Warning: this article contains strong language and homophobic slurs.
Using a hidden camera, there has now been released a video that gives us a glimpse into the homophobia still present in Israel’s capital city.
Two men, Shai and Ophir, walk the streets of Jerusalem as many couples do, holding hands. The response to their existence and casual demonstration of affection yields insults and slurs hurled at the pair.
”You gay sons of bitches!”
”Have you seen faggot and faggot holding hands?”
”Fuck you, you dirty gays!”
By-standers openly gaped, stared, and appeared shocked by Shai and Ophir, who ignored both the comments and the glares.
This so-called boyfriend experiment was conducted by the Israeli news organization Ynet as a social experiment.
This same format has been used prior to gauge reactions to LGBTQ couples.
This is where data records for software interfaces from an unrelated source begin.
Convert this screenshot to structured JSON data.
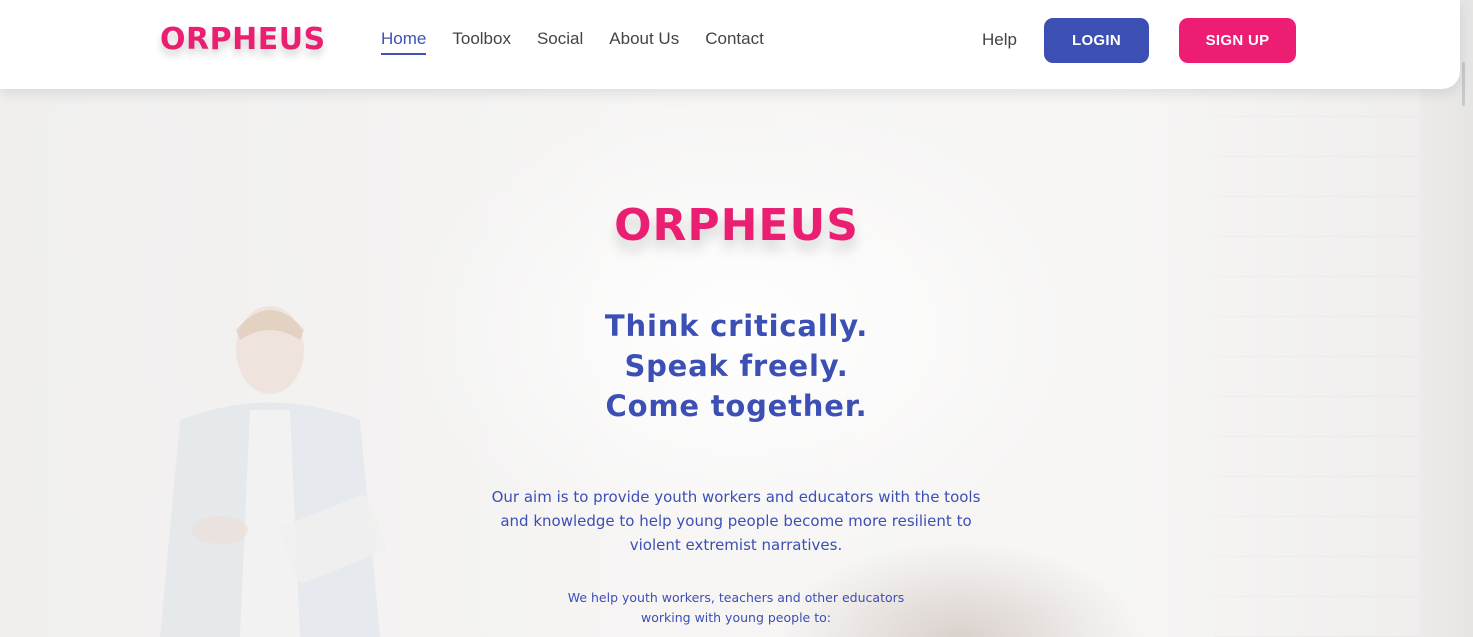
{
  "header": {
    "logo": "ORPHEUS",
    "nav": [
      {
        "label": "Home",
        "active": true
      },
      {
        "label": "Toolbox",
        "active": false
      },
      {
        "label": "Social",
        "active": false
      },
      {
        "label": "About Us",
        "active": false
      },
      {
        "label": "Contact",
        "active": false
      }
    ],
    "help_label": "Help",
    "login_label": "LOGIN",
    "signup_label": "SIGN UP"
  },
  "hero": {
    "logo": "ORPHEUS",
    "tagline": [
      "Think critically.",
      "Speak freely.",
      "Come together."
    ],
    "aim_lines": [
      "Our aim is to provide youth workers and educators with the tools",
      "and knowledge to help young people become more resilient to",
      "violent extremist narratives."
    ],
    "help_lines": [
      "We help youth workers, teachers and other educators",
      "working with young people to:"
    ]
  },
  "colors": {
    "brand_pink": "#ea1f72",
    "brand_blue": "#3c4fb4",
    "login_button": "#3c50b4",
    "signup_button": "#ec1d72"
  }
}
In Moscow, the name calling – “Bitches, holding hands” “Hey gays, there are too much of you now a days” – and sneers ramp up to physical confrontations. The pair remain passive and do their best to ignore the reactions their receiving as ChebuRussia TV films the events.
In Kiev, the experiment was even worse. Bird in Flight Magazine asked Zoryn Kis and Tymur Levchuk to gauge the reactions of Ukrainians to a gay couple showing affection. In this scenario, Kis and Levchuk cuddled on a park bench…until, they were pepper-sprayed and kicked by neo-Nazi youth who declared, during the assault, that “it looks like they’re fucking mistaking this place for America.”
While no physical violence was experienced in the Jerusalem version of the boyfriend experiment, some are now questioning the LGBTQ-friendly image that the country has portrayed.
Last week, Israel also saw an attack at Jerusalem’s Gay Pride parade where six people were stabbed and one, Shira Banki, died from her wounds.
Gwen is a writer who has an education degree, a social work background, an extensive knowledge of vegetables, and a devotion to queer revolutionary politics. She lives deep in the woods of Maine with two dogs, a magnificent partner, and an ever-growing collection of plants.